The intersection between racial justice and LGBTQ rights cannot be overstated. The leaders, organizers and activists who have led and continue to pave the way for legal rights and social justice in this country are Black LGBTQ folks, from Audre Lorde and Marsha P. Johnson, to Sonya Renee Taylor, Ericka Hart and so many more. This Pride, let us reflect upon and show gratitude for the Black LGBTQ people who have been at the frontlines of the equality movement for more than 50 years.

Let us also grieve the Black transgender people we have lost recently including Tony McDade, Riah Milton and Dominique “Rem’Mie” Fells. The voices of people of color within the LGBTQ community must be amplified, centered, heard and believed in order to create meaningful change.

Federal Rulings on LGBTQ Discrimination Policies

In recent weeks we have seen several major rulings by the federal government, both inspiring and heartbreaking, regarding nondiscrimination policies for LGBTQ people.

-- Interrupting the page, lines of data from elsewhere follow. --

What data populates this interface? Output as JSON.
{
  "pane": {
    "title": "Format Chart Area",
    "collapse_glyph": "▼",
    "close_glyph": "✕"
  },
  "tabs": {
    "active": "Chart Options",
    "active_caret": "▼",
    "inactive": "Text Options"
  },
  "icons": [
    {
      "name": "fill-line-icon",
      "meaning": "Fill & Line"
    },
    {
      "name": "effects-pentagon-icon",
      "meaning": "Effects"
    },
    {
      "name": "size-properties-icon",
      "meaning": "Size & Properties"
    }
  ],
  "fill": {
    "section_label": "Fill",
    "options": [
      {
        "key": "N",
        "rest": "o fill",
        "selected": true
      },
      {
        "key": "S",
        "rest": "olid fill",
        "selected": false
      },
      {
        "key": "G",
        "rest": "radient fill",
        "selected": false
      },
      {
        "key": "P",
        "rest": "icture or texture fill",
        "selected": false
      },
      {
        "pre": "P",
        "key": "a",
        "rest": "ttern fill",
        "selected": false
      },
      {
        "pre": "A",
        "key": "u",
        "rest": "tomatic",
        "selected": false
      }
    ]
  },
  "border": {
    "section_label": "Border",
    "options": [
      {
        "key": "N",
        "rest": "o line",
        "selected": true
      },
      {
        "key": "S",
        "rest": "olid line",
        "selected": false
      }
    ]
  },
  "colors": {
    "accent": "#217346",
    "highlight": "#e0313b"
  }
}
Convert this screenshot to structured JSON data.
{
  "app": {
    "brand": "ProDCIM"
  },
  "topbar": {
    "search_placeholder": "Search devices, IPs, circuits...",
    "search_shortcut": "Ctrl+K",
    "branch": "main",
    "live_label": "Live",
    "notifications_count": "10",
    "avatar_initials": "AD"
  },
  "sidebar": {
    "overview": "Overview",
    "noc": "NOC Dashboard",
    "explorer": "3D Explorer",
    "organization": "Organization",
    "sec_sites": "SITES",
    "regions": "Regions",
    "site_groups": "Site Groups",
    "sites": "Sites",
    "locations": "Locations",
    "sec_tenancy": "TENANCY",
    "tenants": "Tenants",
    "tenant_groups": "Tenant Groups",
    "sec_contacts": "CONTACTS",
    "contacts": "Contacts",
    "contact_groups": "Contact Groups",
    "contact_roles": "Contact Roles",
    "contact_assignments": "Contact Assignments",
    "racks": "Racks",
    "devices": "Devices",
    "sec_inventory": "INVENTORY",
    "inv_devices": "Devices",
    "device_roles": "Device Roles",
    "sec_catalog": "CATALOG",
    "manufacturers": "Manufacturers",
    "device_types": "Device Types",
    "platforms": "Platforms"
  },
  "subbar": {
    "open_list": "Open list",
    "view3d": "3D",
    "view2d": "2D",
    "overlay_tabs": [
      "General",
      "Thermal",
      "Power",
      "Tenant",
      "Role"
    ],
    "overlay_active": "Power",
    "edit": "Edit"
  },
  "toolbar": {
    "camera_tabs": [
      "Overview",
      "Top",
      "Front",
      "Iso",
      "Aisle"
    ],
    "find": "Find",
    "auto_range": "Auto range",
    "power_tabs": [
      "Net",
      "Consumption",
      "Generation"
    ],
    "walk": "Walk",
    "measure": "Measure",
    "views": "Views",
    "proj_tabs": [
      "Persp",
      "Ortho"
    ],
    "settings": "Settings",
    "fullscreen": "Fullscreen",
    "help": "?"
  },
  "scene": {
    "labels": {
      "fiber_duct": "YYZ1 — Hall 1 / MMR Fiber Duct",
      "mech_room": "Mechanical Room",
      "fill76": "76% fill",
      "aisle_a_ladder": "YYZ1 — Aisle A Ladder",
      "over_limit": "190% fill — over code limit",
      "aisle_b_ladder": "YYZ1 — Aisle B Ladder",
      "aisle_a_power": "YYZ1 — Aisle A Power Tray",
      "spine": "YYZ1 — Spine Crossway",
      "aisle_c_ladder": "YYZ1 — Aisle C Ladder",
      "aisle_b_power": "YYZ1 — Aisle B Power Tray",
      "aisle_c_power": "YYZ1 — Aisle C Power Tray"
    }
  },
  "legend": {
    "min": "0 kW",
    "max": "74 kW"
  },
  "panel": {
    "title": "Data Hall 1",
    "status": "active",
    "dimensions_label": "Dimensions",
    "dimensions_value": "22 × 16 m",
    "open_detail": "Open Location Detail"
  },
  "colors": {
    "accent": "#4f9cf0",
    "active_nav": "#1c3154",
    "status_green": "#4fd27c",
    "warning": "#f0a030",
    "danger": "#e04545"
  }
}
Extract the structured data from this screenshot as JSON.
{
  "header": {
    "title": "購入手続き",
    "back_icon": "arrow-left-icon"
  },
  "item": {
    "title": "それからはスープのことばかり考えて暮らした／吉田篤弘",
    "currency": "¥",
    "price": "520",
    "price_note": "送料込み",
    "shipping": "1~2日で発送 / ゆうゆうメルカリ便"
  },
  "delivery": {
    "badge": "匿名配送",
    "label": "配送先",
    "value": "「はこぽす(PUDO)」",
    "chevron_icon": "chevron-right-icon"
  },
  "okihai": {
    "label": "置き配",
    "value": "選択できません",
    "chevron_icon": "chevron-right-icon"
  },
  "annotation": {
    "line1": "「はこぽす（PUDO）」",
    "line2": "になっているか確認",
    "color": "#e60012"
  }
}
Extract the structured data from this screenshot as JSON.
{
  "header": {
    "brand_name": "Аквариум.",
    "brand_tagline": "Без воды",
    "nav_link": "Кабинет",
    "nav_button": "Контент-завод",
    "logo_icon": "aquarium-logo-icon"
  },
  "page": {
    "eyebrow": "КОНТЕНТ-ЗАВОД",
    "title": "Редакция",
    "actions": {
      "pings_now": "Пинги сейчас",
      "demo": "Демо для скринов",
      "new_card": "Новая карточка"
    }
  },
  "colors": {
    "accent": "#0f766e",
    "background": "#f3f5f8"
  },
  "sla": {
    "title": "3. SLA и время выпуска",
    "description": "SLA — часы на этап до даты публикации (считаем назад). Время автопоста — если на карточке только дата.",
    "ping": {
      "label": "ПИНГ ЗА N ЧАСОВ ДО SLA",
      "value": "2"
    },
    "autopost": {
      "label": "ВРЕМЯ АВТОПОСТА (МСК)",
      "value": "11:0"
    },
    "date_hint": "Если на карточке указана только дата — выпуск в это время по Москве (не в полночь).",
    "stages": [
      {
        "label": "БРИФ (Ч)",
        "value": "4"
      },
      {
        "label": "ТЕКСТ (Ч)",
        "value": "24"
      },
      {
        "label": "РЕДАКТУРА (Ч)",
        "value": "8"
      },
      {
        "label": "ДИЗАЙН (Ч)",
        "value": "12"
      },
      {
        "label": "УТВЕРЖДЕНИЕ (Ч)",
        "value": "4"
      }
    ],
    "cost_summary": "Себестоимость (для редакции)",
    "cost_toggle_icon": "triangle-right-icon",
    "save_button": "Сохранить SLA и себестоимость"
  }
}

In the lead-up to Pride, the U.S. Department of Education ruled that Connecticut’s policy allowing transgender girls to play on a girls sports team is in violation of Title IX. This undermines the identity and dignity of student athletes who simply want to live as their authentic selves and participate in their sport.

Following this, the Department of Health and Human Services introduced a new rule on June 12, 2020 that will negatively impact transgender and nonbinary patients’ ability to fight against discrimination by doctors, medical facilities, and health insurance providers. This, particularly in the context of the current global health crisis, is a dangerous and cruel statement that directly attacks the LGBTQ community.

Just days later, however, in a momentous victory for the LGBTQ community, the Supreme Court ruled that the Civil Rights Act protecting against sex discrimination in the workplace, includes the protection of LGBTQ workers, barring them from being discriminated against based upon sexual orientation or gender identity. This is a beacon of hope and a promise for a better tomorrow that should inspire us to see that Pride is powerful and change is possible.

Supporting the LGBTQ Community Through Pride Month & Beyond

We were able to host one of the nation’s first Virtual Pride Weeks at the beginning of June, which offered folks an important opportunity to celebrate the LGBTQ community.

TCC celebrating Pride in the Park event last June.

This Pride we have visited both familiar and uncharted territory, and done so with strength, unity, support and determination to protect and empower LGBTQ people. We have seen the community take on familiar layered, systemic and systematic injustices all while facing the unique consequences of a global pandemic.

We are in this together as a community of LGBTQ people, friends, family and allies. We stand in solidarity with all vulnerable populations and marginalized groups who are struggling. Triangle Community Center continues to work to bring about positive change, not just during Pride Month, but all year round.

Anna Burns
Pronouns: she/her/hers and they/them/theirs
Community Educator
Triangle Community Center





Anna earned her MSc in Psychology of Mental Health and her MA in Social Anthropology, both from The University of Edinburgh in Scotland. Before joining the team at TCC, Anna served as a trainer and leader at multiple suicide prevention hotlines both in The United Kingdom and the United States, with a focus on serving LGBTQ young people. As TCC’s Community Educator, Anna is responsible for engaging with the wider community to provide tailored educational and professional development surrounding LGBTQ cultural competency. Thanks to a generous grant from Fairfield County’s Community Foundation, Anna is also part of the Sexual Violence Prevention Collaborative of Fairfield County, providing interactive workshops on sexual violence prevention for schools and teams with their inaugural project, Coaches As Partners.